Next week I’ll get around to packing my hospital bag and move back downstairs to my guest room. It’s much easier to be on the same floor as the bathroom and to be able to lock out the cats as I don’t remotely trust them to not climb on me and my incision.

As far as visiting me in the hospital I have no idea how I’m going to feel so please don’t ask. I will let people know if and when I’m up for visitors. You can also contact my parents.

As always I really appreciate all the good wishes and cards and gifts. I’ve stopped trying to figure out how some of you have gotten my address. I just appreciate it.

My mantra through this all is still Cancer is life-altering, but not defining.”   I mean this. Always. I know all I’m doing is writing about cancer now, but I am still me. I still like doing things with my friends and still love to travel and even have a trip planned to visit the baby and her parents later this spring. Fingers crossed I get medically cleared for that.

There’s a Plan

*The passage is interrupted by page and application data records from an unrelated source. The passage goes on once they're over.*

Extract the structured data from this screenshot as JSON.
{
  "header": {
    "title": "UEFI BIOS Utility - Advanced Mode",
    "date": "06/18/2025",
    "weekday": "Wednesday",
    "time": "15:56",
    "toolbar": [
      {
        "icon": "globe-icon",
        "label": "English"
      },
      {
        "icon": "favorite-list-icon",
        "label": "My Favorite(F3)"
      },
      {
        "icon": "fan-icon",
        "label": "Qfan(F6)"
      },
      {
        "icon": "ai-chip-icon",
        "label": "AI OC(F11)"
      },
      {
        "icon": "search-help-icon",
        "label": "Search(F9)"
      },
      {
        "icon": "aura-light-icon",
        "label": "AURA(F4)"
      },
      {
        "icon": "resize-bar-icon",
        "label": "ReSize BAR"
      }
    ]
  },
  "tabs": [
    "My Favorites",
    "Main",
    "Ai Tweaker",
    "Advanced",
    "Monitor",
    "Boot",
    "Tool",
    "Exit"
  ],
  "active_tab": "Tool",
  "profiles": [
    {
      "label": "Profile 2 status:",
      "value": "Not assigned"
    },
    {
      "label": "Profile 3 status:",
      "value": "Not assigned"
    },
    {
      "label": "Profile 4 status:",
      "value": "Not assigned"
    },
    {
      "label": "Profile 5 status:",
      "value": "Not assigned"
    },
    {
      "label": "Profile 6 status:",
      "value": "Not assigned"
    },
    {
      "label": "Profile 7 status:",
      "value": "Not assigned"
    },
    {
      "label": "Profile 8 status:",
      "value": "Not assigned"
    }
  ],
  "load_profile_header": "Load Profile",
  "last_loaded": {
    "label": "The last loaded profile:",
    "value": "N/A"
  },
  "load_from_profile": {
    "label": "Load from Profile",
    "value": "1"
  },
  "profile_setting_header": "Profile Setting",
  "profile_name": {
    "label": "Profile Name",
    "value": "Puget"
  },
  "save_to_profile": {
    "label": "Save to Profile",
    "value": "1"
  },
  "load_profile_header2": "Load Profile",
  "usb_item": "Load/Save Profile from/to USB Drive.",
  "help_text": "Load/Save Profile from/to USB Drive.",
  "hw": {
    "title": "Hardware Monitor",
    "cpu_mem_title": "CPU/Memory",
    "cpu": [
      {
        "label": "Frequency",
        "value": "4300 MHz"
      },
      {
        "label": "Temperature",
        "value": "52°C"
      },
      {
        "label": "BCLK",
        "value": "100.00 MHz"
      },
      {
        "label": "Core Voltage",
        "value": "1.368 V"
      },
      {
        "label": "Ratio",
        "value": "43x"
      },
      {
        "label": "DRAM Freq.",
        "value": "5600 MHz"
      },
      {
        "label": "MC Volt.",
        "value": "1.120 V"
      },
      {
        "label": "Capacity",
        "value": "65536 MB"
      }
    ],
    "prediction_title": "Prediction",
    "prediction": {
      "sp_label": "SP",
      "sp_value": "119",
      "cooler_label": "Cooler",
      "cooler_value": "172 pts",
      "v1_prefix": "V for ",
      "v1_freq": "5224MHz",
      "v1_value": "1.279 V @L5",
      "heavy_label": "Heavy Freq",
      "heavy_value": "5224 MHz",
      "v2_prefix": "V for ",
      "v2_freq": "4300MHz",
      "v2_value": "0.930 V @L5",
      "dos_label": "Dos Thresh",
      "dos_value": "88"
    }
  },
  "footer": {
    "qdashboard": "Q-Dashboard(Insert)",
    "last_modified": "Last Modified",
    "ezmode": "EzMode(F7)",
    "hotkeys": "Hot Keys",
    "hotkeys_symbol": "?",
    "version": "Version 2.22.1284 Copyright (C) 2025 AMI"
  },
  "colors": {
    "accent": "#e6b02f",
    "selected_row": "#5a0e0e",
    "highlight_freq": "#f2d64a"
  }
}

Let’s just start with I’m overwhelmed. About everything. I met with my surgeon this morning. My case was discussed at their tumor board meeting last night. Once again my scans were inconclusive. That has a lot of meanings, but basically they only have some idea what I look like on the inside. But he does still feel confident with moving forward with surgery and that he can get the disease.

My surgery is scheduled for January 20th. It is an extensive and invasive surgery. It will be 8-10 hours. I will be in the hospital for 7-10 days. There are lots of possibilities in what will specifically be done once they open me up. For those of you who are curious and want to know more it is a cytoreductive and HIPEC surgery. You can google it. Please read reputable sources and not crap like WebMD. My surgeon is Dr. Mogal at the MCW/Froedert Cancer Center if you want to look him up. I have, obviously, done a lot of reading on him, his experience and his research. I will reiterate that I, and my family, completely trust him. He explained a lot to me today and it was useful information.

I will be off work from 6-8 weeks. But it will take 3-6 months to get back to my baseline quality of life. As with the last surgery they want me to be mobile and walking. It will be a lot harder to do this in February than it was in August. I foresee circles around my house.

My next two weeks are filled with pre-operative appointments. They have to check all kinds of things. I am, thankfully, done with chemo at this point. It’s so nice to be more than two weeks post-chemo and to not be going back in for more. My body and my brain need this break.

On a positive note, I had a great Christmas and New Year’s with friends and family.

The whole Sturgess-Hill Family

As always I am open to questions and will answer what I’m comfortable with answering.